- Sadist Teacher: The teacher in the Christian school is very strict. So strict, in fact, that he leads the other students in an angry mob to run Bart out of the school just for singing a rude playground song.
- Shout-Out: To Johnny Tremain, possibly the only book that could hold Bart's interest. And while he initially only reads it because of the title character's deformity, the principles of The American Revolution start to resonate with him.
- Snakes Are Sexy: Barry White loves "the sexy slither of a lady snake". It's probably best not to think too deeply about that.
- Snakes Are Sinister: Whacking Day is built around this, as it's an excuse for people to go around and kill snakes. Averted when the snakes themselves are shown to be harmless and docile. (There are apparently no venomous species in all of Springfield.)
- Something We Forgot: Jimbo and the other detained bullies, to Skinner's terror when the principal does his Oh, Crap! realization. From the time he locks them in the basement and Bart escapes, to the final scene, they aren't seen...possibly for days, until well after the Whacking Day festival has kicked into full swing, or even so much as referred to, and are presumably left for dead. note
- Stealth Pun: Naturally, the Mafia is all too happy to celebrate Whacking Day.
- To the Tune of...: "O Whacking Day" is strong Lyrical Dissonance for Americans and Germans familiar with the yuletide hymn "O Christmas Tree"/"O Tannenbaum", less so for Britons who know the bloodthirsty lyrics of the revolutionary hymn of the same tune, "The Red Flag" (to give you a taste, the first two lines are "The People's flag is deepest red/it shrouded oft our martyred dead").

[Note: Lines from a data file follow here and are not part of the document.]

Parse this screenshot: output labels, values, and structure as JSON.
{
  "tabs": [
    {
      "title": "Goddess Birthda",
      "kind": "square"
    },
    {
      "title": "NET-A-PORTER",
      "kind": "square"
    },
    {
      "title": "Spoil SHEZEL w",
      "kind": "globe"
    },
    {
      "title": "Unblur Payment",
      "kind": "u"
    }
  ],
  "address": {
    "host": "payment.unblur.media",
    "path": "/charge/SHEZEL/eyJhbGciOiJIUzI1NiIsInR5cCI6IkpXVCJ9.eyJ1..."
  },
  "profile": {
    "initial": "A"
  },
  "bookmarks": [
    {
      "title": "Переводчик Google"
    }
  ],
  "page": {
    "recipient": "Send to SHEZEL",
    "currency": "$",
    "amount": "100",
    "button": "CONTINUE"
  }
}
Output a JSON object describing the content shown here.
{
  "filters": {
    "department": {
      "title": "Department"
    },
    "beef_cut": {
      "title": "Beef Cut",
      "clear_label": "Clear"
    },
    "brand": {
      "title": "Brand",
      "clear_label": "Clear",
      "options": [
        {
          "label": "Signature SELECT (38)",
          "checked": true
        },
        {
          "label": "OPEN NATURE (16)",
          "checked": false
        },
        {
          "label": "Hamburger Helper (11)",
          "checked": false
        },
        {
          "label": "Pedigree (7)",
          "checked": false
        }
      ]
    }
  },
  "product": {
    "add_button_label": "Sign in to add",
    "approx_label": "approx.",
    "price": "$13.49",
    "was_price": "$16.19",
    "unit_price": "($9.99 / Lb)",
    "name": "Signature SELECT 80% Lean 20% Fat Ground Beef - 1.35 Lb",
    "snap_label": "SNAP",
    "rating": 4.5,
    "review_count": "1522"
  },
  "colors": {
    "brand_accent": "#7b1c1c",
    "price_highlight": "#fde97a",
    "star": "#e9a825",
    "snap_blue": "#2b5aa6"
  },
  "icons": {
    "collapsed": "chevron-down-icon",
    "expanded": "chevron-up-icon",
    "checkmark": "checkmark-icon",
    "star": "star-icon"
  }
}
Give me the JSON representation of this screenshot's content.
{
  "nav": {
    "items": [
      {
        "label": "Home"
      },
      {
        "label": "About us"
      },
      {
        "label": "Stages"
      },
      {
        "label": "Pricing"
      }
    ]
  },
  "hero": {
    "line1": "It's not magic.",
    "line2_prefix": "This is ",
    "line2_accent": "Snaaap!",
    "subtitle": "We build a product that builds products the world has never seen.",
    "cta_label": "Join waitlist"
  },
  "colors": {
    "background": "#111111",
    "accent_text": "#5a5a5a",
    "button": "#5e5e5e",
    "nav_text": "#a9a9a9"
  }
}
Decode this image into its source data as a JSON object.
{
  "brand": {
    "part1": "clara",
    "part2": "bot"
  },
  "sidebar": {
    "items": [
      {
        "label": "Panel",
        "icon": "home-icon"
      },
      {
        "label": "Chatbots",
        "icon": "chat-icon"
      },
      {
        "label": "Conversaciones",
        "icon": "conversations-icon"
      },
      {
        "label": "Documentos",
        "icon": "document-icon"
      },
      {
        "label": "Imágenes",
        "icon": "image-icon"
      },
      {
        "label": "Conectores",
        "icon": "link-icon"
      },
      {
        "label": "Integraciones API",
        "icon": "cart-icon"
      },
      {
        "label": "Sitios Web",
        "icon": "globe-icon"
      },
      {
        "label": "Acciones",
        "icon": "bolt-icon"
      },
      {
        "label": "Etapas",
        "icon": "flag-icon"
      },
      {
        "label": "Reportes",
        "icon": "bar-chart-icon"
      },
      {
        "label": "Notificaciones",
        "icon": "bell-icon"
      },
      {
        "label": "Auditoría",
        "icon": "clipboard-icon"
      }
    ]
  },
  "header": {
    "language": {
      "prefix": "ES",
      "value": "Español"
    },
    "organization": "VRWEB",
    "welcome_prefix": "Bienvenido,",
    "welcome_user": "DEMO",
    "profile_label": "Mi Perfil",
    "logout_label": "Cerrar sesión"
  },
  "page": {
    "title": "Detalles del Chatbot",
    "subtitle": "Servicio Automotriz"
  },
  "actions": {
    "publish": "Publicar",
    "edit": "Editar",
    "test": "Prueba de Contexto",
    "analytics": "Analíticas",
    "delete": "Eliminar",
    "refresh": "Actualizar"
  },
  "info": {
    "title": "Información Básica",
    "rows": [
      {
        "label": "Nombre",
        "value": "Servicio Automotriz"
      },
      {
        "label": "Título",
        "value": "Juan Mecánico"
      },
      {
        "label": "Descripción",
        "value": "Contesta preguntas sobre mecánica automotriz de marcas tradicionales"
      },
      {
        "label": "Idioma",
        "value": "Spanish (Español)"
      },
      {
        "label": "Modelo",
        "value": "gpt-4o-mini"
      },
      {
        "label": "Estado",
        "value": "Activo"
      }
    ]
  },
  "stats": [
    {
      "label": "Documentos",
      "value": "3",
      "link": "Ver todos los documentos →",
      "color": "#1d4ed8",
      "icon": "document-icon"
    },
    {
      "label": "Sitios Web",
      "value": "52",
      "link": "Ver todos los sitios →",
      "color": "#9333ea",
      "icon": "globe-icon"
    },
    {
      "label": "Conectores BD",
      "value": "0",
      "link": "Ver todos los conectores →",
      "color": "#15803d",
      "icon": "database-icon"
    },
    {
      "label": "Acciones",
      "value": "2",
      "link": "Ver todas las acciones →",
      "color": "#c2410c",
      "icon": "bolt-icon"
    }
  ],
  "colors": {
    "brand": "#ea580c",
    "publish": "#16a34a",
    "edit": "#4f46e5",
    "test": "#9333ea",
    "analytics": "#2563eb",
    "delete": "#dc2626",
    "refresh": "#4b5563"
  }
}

- What Happened to the Mouse?: What happened between Groundskeeper Willie and the mysterious Scottish woman he met?
- What Measure Is a Non-Cute?: Everyone except Lisa and Barry White is okay with a holiday about killing snakes.
- "Where Are They Now?" Epilogue: The show opens with "Eye on Springfield", where Kent Brockman teases a feature on the Munchkins from The Wizard of Oz, before a cut shot to a row of gravestones in the cemetery. note
- Written Sound Effect: Bart's runaway tractor ride culminates with him hitting Superintendent Chalmers, which comes complete with a Hit Flash straight out of Looney Tunes and the word "POW!" flying around. It's actually Stock Footage from the Itchy and Scratchy cartoons, but this still results in perhaps the most un-Simpsons-like moment in the history of the show.
- You Put the "X" in "XY": A sign at the Springfield Christian School reads "We Put the Fun in Fundamentalist Dogma". As it turned out, having fun will get you kicked out.